* A 32″ Full HD TV costs around $360 and will suit smaller living rooms. TVs look much smaller in the shop than in your home, so measure the space available before you buy.
* A 1920 x 1080-resolution TV can display a 1080p image. You can still buy TVs with a 720p (1,366×768) resolution, but they’re no cheaper and the image won’t be as sharp. Even so, it can be diﬃcult to tell the difference between 720p and 1080p on smaller screens.
* Consider the number of inputs you need for your equipment. Two HDMI ports should be the minimum, but many TVs come with four.

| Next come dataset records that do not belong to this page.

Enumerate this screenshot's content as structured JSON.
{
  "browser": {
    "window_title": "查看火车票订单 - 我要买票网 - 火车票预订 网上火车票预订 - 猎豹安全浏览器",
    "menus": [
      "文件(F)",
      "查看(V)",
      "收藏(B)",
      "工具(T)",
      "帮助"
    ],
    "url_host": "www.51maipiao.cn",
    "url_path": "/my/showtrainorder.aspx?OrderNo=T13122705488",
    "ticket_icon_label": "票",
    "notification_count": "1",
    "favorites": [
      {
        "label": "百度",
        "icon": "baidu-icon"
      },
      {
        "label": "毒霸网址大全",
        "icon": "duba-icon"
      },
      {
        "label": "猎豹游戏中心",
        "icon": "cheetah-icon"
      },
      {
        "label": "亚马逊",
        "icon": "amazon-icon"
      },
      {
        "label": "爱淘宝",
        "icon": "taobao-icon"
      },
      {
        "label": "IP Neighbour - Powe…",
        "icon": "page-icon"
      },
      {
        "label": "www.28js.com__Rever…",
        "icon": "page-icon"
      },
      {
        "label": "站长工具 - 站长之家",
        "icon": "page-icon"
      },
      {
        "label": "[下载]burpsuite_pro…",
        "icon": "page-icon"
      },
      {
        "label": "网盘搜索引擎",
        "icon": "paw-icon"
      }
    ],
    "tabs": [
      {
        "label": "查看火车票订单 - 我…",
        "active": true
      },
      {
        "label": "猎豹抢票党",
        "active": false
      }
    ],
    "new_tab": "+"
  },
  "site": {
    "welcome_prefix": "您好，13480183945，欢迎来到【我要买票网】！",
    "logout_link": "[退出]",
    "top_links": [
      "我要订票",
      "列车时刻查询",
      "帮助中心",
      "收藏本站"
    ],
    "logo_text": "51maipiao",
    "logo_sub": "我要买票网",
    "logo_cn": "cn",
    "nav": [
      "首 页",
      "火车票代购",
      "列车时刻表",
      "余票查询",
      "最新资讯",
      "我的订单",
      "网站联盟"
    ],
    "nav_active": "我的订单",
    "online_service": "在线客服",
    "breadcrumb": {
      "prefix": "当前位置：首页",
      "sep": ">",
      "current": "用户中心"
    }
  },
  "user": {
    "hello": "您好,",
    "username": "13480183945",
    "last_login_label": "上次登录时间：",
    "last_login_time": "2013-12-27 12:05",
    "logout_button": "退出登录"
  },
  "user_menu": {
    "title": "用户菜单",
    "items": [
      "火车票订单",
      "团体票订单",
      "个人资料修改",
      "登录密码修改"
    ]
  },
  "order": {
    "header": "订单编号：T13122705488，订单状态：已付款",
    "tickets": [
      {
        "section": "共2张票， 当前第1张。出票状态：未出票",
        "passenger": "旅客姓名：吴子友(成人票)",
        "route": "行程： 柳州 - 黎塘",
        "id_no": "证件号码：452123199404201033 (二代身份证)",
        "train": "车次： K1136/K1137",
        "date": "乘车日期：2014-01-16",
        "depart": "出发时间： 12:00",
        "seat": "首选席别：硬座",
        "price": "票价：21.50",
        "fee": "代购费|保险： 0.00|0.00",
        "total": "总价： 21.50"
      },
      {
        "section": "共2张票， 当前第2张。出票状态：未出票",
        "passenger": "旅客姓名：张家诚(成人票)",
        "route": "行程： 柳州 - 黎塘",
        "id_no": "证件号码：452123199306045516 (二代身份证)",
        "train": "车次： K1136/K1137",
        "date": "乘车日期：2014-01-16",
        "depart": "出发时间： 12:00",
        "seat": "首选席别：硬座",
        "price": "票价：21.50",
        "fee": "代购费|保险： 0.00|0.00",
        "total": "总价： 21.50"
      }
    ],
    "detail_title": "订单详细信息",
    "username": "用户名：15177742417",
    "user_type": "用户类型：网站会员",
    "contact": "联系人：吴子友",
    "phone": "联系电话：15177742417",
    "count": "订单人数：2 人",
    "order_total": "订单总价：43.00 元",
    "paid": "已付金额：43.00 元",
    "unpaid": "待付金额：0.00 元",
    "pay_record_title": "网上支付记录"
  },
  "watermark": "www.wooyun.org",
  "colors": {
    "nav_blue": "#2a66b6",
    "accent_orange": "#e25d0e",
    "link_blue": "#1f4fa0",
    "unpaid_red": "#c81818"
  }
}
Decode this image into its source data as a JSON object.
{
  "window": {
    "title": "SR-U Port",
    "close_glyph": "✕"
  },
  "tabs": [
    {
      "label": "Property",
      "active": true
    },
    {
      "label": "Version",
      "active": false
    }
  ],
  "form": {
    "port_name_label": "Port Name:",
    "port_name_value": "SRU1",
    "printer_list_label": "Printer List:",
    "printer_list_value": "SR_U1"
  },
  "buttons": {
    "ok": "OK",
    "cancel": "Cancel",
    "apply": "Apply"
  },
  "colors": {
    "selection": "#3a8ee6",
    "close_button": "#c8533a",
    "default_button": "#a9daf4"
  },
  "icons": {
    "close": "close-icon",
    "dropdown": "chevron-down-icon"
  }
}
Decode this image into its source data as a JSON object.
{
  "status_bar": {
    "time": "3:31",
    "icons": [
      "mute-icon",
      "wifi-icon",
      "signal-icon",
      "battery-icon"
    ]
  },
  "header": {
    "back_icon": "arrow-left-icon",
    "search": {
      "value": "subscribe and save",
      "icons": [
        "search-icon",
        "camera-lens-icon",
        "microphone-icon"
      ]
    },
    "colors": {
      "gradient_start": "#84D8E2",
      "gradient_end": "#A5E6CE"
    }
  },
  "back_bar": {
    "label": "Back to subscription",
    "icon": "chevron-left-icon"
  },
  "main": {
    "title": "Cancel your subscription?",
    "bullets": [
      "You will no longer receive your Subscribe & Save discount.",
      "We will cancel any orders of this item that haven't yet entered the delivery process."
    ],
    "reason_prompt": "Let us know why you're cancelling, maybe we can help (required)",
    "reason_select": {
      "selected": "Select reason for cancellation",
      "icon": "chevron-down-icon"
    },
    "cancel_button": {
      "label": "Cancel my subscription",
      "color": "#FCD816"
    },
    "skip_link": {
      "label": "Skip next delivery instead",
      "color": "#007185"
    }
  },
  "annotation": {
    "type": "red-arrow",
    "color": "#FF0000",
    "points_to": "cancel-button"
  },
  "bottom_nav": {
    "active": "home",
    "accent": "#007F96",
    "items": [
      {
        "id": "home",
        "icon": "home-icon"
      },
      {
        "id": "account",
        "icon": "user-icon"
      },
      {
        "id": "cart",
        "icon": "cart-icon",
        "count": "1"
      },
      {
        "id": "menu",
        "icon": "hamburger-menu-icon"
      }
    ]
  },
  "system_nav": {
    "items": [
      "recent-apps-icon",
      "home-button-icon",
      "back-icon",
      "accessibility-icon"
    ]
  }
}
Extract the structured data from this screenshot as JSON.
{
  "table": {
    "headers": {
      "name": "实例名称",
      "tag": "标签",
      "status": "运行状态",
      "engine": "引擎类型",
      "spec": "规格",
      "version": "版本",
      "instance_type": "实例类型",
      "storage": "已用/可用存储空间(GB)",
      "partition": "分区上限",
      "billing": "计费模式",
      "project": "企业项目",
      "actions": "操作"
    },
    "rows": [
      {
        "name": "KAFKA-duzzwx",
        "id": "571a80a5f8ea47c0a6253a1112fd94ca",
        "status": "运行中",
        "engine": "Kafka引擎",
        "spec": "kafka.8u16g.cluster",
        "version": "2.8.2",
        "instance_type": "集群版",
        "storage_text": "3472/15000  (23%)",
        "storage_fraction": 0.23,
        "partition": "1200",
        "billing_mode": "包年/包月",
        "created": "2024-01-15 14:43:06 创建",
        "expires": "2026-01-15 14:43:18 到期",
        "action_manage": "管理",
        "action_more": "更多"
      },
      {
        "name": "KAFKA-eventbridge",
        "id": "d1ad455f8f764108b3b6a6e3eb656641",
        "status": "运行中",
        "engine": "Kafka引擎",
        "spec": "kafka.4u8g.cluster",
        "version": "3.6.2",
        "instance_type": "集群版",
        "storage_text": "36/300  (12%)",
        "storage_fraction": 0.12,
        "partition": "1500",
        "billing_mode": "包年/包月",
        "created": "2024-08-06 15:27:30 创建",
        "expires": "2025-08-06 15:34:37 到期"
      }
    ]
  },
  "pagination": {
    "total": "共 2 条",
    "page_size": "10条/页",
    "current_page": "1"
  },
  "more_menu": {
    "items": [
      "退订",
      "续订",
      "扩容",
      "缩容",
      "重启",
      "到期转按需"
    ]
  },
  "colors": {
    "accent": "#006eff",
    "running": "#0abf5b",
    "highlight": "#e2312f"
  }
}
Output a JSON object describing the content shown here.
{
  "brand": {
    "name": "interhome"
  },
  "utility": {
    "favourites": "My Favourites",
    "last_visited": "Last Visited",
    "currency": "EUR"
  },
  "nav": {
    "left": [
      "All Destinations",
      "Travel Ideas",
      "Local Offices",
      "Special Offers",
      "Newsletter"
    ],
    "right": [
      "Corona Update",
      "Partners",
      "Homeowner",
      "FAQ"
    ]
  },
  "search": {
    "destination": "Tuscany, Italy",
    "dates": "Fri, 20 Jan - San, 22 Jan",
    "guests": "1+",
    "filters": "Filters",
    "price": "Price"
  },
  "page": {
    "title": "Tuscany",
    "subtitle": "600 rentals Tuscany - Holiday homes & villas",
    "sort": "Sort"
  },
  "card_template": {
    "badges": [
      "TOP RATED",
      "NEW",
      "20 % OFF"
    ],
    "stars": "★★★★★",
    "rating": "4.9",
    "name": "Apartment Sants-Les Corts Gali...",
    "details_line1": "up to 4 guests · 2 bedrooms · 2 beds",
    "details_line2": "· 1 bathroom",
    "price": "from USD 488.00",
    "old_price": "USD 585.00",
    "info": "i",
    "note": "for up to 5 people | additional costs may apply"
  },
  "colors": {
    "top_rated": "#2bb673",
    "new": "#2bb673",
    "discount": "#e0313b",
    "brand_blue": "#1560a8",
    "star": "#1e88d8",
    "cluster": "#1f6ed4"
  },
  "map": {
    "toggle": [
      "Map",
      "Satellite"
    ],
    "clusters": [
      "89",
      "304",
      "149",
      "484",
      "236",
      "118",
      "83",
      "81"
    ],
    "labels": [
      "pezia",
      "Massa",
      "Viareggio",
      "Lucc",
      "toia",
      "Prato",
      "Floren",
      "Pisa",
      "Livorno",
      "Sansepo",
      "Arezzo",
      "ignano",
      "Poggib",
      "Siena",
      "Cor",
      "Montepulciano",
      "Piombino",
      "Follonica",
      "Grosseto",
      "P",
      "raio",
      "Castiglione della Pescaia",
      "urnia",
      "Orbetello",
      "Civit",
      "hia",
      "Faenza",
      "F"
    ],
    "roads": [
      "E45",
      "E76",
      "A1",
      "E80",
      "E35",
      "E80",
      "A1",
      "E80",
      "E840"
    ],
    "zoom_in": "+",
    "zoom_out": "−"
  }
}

Don’t forget devices such as games consoles and PVRs. If you have older equipment, check that your TV has enough SCART and component sockets. If you want to plug your PC into your TV, you’ll need to use either HDMI or VGA inputs. Be aware that some TVs only let you use a PC on an analogue input, and others won’t display the Windows Desktop at the TV’s highest resolution.
* The contrast ratio tells you the difference between the darkest and the brightest shades the screen can display. The higher the number, the darker the blacks and the brighter the whites. A screen with a high contrast ratio is more likely to show a wider range of detail. Plasma TVs generally have much higher contrast ratios than even the best LCD TVs can manage.
* There are several ways to receive HD content. Sky HD has the widest selection of channels but requires a Sky HD box and monthly subscription. Freesat and Freeview HD bring you HD channels from the BBC, ITV and Channel 4. There are no monthly subscriptions – all you need is a compatible receiver. A Blu-ray player lets you watch HD movies stored on optical discs.
* Extra features, such as a network port, can be worth having because they may let you access online content, as well as media from a DLNA or UPnP server on your network.